▶ [WORK TO COMPLETE]: Give back all of the data exactly as written.

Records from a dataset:
•••

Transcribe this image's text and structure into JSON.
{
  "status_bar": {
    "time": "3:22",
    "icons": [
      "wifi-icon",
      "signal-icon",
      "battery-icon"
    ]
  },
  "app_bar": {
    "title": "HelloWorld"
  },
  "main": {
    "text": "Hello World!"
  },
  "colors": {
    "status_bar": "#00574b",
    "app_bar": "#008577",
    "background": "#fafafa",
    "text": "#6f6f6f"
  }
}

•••

▶ [YOUR SOLUTION]:
Transcribe this image's text and structure into JSON.
{
  "status_bar": {
    "time": "3:22",
    "icons": [
      "wifi-icon",
      "signal-icon",
      "battery-icon"
    ]
  },
  "app_bar": {
    "title": "HelloWorld"
  },
  "main": {
    "text": "Hello World!"
  },
  "colors": {
    "status_bar": "#00574b",
    "app_bar": "#008577",
    "background": "#fafafa",
    "text": "#6f6f6f"
  }
}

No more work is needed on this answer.